Less than two years ago, Jimmy Haslam bought the Browns for $1 billion. The team was a laughingstock before Haslam’s arrival, so he’s managed to avoid (so far) the same level of public scorn that Jerry Jones gets these days from the Dallas Cowboys faithful. But Haslam’s tenure has been one dubious event after another, both on the field and off. His truck-stop company, Pilot Flying J, has been under federal investigation since April 2013, with 10 employees thus far admitting to mail and wire fraud. On Monday, workers were notified that president Mark Hazelwood was no longer with the company. He could be the next to confess.
As for the Browns themselves, they let go of both head coach Pat Shurmur and general manager Tom Heckert on New Year’s Eve, 2012. They were replaced by Rob Chudzinski and Michael Lombardi, respectively – but both of those gentlemen were fired after the 2013 season, making Cleveland the first NFL team ever to pull the plug on both front-office positions after just one year.
It gets better. With not very many coaches interested in the Cleveland job, the Browns eventually hired Mike Pettine, whose previous head coaching experience was in high school. That was back on Jan. 23; three weeks later, Joe Banner “resigned” as CEO and Ray Farmer was named GM. Banner had expressed regret that the Browns didn’t aggressively pursue Seattle Seahawks defensive co-ordinator Dan Quinn for the coaching job. When asked about this, Haslam said “I was really committed to Pettine.”
Who Does No. 2 Work For?

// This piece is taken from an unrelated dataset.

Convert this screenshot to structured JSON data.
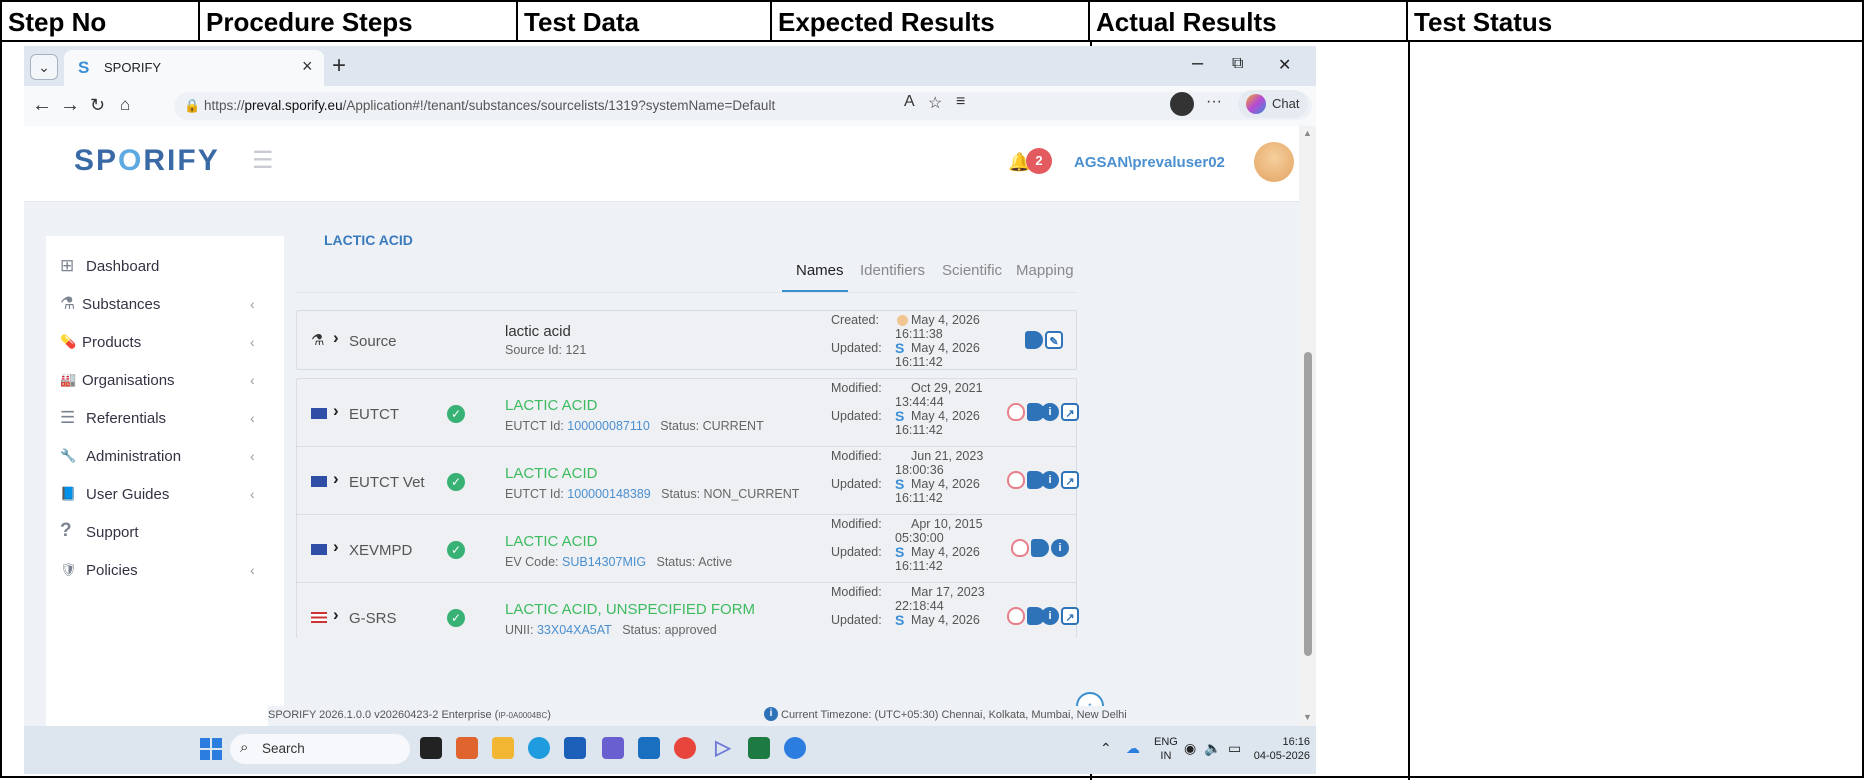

Which brings us to the draft. People have probably made too much over Haslam’s story that a street person advised him to pick Manziel. This story is even juicier: QB coach Dowell Loggains told reporters that Manziel texted him on draft day, saying “I wish you guys would come get me. Hurry up and draft me because I want to wreck this league together.” Loggains forwarded the text to Haslam and Pettine, at which point, according to Loggains, Haslam made the decision to trade up from No. 26 in order to grab Manziel.
This admission runs completely counter to the Browns narrative that Haslam didn’t have any influence over the draft decisions. Manziel’s selection also comes despite the Browns spending $100,000 on an analytics study, then releasing the results to the public for free: Teddy Bridgewater was the quarterback expected to have the best chance of succeeding at the NFL level. He went to the Minnesota Vikings at No. 32.
Funny thing is, even with the Browns being the Browns, they might have Manziel exactly where he belongs on the depth chart. He’s had a rough couple of days at practice to start his NFL career, and Farmer told a local radio station on Wednesday that Hoyer was ahead “by a substantial margin” at this point. Tyler Thigpen is even getting some first-team reps in front of Manziel. Welcome to Cleveland, Johnny Football™.